1995 Volume 40 Issue 1 Pages 14-28
A number of researchers emphasize the importance of customer satisfaction (CS) in fitness clubs. They support the expectancy disconfirmation paradigm, which holds satisfaction occurs when perceived performance fills or exceeds pre-purchase expectations. This proposition, however, has not been assessed empirically. The authors hypothesize, from theoretical bases, that the perceived performance would be a more appropriate scale for the assessment CS in fitness clubs in comparison with other scales. The purpose of this study was to identity the more appropriate scale to describe CS in fitness clubs by making a comparison between the perceived performance scale and the expectancy disconfirmation scale. Five hundred and forty-nine participants from 6 for-profit fitness clubs in Tokai district responded to the survey. Their data were analyzed by applying factor analysis and multiple regression analysis. The main results were as follows: 1) There were some differences between factor constructs of the expectations and the performance.

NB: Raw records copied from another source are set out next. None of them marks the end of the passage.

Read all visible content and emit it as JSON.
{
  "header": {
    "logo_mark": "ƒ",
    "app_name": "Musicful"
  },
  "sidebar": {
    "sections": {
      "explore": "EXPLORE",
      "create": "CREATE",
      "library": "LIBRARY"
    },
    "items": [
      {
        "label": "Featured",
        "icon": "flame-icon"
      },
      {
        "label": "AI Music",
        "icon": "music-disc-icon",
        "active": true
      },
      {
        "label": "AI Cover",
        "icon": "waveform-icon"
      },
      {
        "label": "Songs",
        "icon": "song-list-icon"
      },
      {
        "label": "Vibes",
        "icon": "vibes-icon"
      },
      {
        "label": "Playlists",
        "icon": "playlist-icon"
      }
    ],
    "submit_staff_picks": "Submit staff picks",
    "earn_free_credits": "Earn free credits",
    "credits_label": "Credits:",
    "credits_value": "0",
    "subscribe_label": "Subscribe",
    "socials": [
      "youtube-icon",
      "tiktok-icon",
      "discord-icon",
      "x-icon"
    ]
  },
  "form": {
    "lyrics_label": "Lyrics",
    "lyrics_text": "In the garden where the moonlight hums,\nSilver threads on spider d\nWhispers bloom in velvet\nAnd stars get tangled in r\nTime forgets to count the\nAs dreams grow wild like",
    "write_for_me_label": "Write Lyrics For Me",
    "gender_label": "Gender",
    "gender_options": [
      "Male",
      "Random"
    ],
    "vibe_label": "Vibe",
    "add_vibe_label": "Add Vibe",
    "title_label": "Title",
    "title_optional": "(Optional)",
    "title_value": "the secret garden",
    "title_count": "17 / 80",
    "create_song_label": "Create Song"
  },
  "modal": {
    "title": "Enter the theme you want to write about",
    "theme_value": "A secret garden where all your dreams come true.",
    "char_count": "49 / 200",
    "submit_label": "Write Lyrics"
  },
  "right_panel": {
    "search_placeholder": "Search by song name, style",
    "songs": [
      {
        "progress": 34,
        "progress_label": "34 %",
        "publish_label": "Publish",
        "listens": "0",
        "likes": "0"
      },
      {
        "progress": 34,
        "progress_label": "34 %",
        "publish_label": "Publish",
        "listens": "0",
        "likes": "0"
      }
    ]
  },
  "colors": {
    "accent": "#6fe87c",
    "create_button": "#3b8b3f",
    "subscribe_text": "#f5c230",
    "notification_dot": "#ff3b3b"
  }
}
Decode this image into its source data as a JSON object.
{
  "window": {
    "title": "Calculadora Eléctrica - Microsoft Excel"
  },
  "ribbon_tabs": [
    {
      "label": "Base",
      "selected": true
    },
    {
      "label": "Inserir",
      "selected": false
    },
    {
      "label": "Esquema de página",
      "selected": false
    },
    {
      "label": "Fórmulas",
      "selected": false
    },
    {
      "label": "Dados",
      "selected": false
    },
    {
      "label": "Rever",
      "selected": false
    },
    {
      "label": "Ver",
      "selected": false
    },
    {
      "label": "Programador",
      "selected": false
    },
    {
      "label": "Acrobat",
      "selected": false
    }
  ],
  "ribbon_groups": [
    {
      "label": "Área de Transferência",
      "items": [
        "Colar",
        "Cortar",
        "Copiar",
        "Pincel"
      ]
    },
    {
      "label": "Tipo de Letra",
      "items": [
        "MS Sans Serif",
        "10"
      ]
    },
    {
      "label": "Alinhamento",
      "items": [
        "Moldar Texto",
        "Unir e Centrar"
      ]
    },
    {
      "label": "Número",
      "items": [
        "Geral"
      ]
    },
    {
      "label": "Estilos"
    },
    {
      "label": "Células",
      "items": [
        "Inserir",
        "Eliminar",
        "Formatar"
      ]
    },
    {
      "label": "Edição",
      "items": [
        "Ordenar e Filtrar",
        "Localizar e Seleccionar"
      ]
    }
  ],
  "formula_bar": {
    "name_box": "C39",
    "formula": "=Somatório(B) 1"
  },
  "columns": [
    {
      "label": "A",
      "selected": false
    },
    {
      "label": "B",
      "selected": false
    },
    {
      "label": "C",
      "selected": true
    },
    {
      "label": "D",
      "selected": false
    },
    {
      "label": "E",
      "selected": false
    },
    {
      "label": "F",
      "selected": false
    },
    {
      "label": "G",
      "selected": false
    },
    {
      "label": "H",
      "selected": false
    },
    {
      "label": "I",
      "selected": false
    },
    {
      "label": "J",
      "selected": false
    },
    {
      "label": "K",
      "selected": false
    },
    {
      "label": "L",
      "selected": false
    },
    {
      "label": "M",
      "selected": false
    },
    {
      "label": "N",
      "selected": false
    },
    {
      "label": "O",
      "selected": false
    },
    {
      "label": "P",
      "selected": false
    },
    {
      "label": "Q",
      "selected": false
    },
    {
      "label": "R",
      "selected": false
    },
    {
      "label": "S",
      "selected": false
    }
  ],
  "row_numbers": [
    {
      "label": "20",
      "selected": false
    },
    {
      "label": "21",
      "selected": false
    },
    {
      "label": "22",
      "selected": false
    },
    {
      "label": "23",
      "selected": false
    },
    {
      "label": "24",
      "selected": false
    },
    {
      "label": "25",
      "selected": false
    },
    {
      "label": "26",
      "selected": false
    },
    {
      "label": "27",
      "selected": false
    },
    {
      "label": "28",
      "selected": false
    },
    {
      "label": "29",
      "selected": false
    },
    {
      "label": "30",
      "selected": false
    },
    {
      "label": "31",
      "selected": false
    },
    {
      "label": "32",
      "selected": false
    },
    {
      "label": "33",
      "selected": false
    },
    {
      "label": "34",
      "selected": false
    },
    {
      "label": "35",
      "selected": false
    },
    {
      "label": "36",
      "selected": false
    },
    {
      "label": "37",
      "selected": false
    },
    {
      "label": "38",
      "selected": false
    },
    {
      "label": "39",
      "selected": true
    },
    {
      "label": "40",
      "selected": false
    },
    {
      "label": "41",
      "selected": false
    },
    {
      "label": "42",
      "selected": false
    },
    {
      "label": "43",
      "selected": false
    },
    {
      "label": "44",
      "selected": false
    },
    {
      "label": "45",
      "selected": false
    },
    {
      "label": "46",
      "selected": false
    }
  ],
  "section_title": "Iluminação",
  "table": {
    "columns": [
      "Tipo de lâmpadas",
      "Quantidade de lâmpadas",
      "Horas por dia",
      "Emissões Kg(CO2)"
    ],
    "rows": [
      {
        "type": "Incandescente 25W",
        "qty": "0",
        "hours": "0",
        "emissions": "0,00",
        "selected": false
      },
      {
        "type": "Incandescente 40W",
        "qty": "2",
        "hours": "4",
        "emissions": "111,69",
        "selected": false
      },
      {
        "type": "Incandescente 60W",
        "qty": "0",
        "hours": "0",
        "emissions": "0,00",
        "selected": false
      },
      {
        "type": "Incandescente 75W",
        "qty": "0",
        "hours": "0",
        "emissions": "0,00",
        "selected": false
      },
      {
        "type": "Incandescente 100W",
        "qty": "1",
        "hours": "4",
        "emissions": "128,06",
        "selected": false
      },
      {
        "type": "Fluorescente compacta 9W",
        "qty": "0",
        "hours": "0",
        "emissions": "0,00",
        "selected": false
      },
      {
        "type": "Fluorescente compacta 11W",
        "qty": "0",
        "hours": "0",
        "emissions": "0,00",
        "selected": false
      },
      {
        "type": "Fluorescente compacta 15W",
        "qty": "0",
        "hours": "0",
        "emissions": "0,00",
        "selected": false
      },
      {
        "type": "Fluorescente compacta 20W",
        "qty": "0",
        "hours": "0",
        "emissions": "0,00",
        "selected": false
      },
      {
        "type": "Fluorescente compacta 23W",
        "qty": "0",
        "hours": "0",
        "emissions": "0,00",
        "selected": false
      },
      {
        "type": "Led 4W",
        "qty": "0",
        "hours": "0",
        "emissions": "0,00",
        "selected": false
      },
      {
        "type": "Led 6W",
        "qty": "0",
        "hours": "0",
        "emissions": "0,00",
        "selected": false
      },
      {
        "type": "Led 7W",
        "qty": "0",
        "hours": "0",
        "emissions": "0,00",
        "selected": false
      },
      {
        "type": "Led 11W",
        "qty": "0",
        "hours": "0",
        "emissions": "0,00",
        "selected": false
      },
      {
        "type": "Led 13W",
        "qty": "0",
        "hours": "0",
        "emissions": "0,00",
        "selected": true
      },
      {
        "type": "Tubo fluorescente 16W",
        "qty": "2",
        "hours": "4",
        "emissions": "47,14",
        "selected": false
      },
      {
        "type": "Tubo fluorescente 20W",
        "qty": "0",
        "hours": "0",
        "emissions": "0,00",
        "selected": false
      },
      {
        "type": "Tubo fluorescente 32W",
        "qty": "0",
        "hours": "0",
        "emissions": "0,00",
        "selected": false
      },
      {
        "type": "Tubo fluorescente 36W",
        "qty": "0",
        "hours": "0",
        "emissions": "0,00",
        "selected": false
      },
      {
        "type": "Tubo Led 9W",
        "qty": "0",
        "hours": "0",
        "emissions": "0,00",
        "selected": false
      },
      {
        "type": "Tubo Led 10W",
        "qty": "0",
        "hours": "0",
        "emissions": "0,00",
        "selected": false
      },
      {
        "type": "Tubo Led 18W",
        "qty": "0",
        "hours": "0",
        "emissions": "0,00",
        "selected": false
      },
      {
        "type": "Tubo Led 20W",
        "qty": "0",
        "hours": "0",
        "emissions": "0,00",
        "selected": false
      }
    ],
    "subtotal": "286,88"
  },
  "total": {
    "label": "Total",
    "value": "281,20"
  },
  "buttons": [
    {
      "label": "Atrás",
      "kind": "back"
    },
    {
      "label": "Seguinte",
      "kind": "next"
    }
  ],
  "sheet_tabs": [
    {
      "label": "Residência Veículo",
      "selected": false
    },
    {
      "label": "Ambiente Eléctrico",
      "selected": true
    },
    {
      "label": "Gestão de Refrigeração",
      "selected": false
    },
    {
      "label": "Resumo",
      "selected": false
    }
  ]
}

This suggests the possibility that customers might not be satisfied even if their pre-purchase expectations are filled as expected. 2) Although the levels of performance were lower than the levels of expectations in many benefit dimensions, overall satisfaction was comparatively high. This indicates customers were satisfied even if their pre-purchase expectations were not filled. 3) Both perceived performance and disconfirmation (difference between expected performance and perceived performance) exerted significant influence on satisfaction. However, the former had much higher explanation validity. Due to the specific consumption style (purchase of one year membership), the expectation itself may change during that period. This would reduce the explanation validity of disconfirmation. These results suggest that perceived performance is the more appropriate scale for the assesment of CS in fitness clubs in comparison with the disconfirmation scale.